Wednesday night I was awakened by a knock on my door and learned that one of the leaders and his wife had a major argument and they wanted me to come to their home to meet and pray with them. It was a God moment and Jesus, by His grace, used me to heal some things in their relationship. They were both extremely grateful and I was taken aback as marriage counseling is not my forté --not something I usually do much of. I went back to my room and my bed at 1a, exhausted, but so grateful and aware of His sovereign leadership in my life.
On Thursday, March 29 we had a full day of “Coach Training” (using Ministry Coaching International’s concepts and tools) with 25 of the 250 having stayed on for a third day before heading home. This training was to equip them to be able to coach other leaders and, thereby, establish one-on-one coaching as part of the culture for CICM’s church planting endeavors. 900 churches have been planted so far, with the strong possibility of there being 1,000 by the end of 2012. CICM has plans to plant churches in China, Tibet, Nepal, Bhutan and Bangladesh.
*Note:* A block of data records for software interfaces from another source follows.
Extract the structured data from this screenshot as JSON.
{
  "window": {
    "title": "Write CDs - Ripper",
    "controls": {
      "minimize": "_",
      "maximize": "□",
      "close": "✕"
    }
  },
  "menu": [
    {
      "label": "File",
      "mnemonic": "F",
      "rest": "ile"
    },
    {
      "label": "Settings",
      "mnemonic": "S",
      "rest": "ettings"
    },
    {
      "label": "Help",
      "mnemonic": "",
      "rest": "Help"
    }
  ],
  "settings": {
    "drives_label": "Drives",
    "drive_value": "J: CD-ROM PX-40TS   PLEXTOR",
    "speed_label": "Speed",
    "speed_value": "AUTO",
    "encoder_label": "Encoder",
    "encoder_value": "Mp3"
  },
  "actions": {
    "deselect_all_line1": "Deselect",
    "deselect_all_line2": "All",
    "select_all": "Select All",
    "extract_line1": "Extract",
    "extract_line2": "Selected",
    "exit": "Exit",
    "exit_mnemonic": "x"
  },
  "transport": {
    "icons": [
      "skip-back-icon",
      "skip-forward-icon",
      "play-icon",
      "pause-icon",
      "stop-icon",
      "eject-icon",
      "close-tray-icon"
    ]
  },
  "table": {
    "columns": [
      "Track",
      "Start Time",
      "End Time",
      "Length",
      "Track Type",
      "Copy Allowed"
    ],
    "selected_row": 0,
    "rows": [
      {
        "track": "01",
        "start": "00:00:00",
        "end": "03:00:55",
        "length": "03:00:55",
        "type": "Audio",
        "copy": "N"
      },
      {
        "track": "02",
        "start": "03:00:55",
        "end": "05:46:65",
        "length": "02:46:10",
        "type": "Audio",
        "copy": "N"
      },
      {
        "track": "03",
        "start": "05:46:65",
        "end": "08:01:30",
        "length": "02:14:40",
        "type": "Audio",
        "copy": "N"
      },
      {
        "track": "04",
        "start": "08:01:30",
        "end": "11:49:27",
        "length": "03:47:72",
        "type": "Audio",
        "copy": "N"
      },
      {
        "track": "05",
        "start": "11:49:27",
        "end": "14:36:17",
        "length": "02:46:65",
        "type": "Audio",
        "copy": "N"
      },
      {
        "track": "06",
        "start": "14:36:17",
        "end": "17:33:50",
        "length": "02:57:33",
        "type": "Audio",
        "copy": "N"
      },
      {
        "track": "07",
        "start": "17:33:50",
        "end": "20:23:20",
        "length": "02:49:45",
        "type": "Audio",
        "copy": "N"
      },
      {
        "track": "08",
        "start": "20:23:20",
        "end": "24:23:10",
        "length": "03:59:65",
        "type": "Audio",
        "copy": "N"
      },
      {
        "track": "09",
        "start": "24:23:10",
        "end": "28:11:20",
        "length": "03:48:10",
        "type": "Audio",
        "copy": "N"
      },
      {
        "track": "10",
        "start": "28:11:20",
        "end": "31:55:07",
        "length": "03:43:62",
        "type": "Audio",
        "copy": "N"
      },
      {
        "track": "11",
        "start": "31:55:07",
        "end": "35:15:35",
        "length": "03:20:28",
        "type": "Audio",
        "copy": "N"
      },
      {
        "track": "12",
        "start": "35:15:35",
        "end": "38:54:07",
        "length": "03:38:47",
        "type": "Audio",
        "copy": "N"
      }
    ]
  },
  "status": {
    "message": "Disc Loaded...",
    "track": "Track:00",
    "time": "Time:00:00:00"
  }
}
Their vision is huge and aggressive.
While there, He did far more abundantly than all I had asked or thought, -Ephesians 3:20. I am so grateful to Jesus for allowing me this opportunity and doing some wonderful things through me. “Not to me but to your name give glory” Psalm 115:1
What I Learned
1. Christians are not welcomed, or thought highly of, in India, which is 80% Hindu. Some are killed or persecuted for their faith. I met several from Hindu families who were disowned by their family after they embraced Jesus. There is a real price to pay to be a Christian. Many of the staff at CICM live in compounds surrounded by walls for safety. There are armed guards everywhere. Each time we left the premises, there was always a guard with a rifle who accompanied us. A few years ago, a guard at the front gate of the CICM headquarters was shot to death.
2. The ministry of CICM is broad and deep. You can visit their web site to find out more
For starters, there is a nursing school, a Bible School to train church planters, a children’s home that cares for around 100 children and a publishing arm to get Christian books and magazines out in Hindi. Additionally, there is a department that helps Indians get businesses started to provide for their families. They have another Bible school and children’s home in another part of India.
3. The extreme poverty of so many is mind-boggling. India will soon surpass China as the most populous country in the world, and many of their citizens live in extreme poverty (some estimates are at 56%). The movie “Slum Dog Millionaire” matches up very well with what I observed.
4. CICM focuses on those living at the poverty level. Many of the 900 churches which are part of their network minister to the lower end of the economic spectrum. They plant village churches like the one I spoke in on Sunday evening.
5. I heard several worship bands while there and their worship is strong, enthusiastic and engaging. These people know how to worship Jesus with everything they have and could teach us much.
6. My impression of the staff at CICM was that they are some of the most hospitable people I have ever met. They bent over backwards to serve me in every way they could.
7. The children at the children’s home (where I stayed while there) are happy and friendly, yet have almost nothing. They live behind high walls and come there as orphans at a very young age. Some of them will eventually attend the nursing school or the Bible school to become church planters.
8. My mind is still spinning with all that I saw and experienced and am still processing. I’m grateful for the opportunity this trip to India afforded to have an impact on the next generation of leaders. I am more grateful than ever for the simple things that many in India will never have. Running water that is okay to drink, a comfortable bed to sleep in, electricity and good food that is safe to consume. It is so easy to take these (and more) for granted.